India's capital markets are suffering from a lack of decision-making among politicians and regulators.
Speaking at Asialaws Southeast Asia Summit 3is Asia head Anil Ahuja said over the last 18 months India had become a case study for how not to run a country.
From the Commonwealth games fiasco to fights among army chiefs its a long list of one bullet in the head every quarter, he said. Add to that the issues we faced with political indecision and weve now reached a point where weve missed the golden opportunity presented from being the darling of global markets.
BMR Advisors tax director Sumeet Hemkar said slow decision-making had caused Indias regulators to take much longer to approve transactions. They are also not spelling out the rules of the game which is making it a more challenging environment to try to do business in, he said.
Ahuja said if regulations could be introduced that an intelligent person could read and understand it would change the whole country.
Hemkar said deals were currently being discussed down to the wire in terms of issues that could arise in the future.

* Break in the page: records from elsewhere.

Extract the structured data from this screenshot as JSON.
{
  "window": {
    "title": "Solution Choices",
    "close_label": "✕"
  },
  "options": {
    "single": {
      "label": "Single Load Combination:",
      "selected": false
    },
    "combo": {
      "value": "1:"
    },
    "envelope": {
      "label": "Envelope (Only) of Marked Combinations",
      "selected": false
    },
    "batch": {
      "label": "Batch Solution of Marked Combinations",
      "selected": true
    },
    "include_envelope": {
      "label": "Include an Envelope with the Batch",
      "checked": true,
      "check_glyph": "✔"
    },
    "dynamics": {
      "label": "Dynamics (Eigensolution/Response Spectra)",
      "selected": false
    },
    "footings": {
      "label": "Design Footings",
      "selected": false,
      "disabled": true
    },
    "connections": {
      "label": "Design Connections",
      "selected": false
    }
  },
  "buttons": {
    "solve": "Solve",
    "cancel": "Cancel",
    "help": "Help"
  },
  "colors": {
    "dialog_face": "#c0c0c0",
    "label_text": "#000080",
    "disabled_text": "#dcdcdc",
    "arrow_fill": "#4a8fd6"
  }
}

All of these uncertainties are creating a time lag and roadblocks, he said
Luthra & Luthras Mohit said it was a market in which there was no hurry to close because elections were one or two years away. People are delaying, he said. And every time you delay a deal, you actually get the deal at a better price because of economic issues internationally.
Ahuja said people now questioned why they should invest in India. They talk about risk premium and its an important issue.
The country had seen a big drop off in international capital markets deal activity since 2010. Immediate economic concerns with India, coupled with general corporate governance issues and uncertainty around recent tax decisions has prompted a cooling of investor appetite. Companies want to go public but not many are getting deals down.
Hemkar said that the Governments recent tax decisions including changes to the legislation retrospectively have changed the rules of the game. At a practical level, Investors need to recognise the Governments philosophy of moving to substance over form and also that tax cost is not something that can be done away with by clever deal structuring in this era, he said.
Saraf said India was paying the price for being a big democracy.
Democracy brings a lot of good things, he said. But the numbers are what matter in electoral reform. Because of the numbers, and the economic issues, reform has stalled.
Indian people have not benefited from economic liberalization as readily as they have in China, he said. The trickle down in democracy takes a lot of time.
Even so, he stressed the right statement were being made. The country is headed in the right direction; I dont think it has lost its way, he said. We will still grow at 7% and 8 % but it will be a consistent growth strategy.
Every sector promises growth, he said.
Hemkar said owing to the global economic downturn, investment options outside of India are limited and this continues to prompt investors to look domestically (within India) for good deals. I am seeing a lot of strategic interest in the country and strategic investors are not short-term players, he said. They have a long-term view on the country and a positive outlook on what India could offer in terms of return on any investment.
Davis Polk & Wardwells partner Kirtee Kapoor said the fundamentals of the country were strong.
But there remains too much confusion and haziness when it comes to doing deals, hampering peoples ability to look forward. Nobody wants to make decision without a clear view, then it becomes a leap of faith, he said. The market can be wrong longer than you can be solvent.
He remained hopeful, however. In India they say all will be fine in the end, and if it is not fine yet it is not the end yet, he said.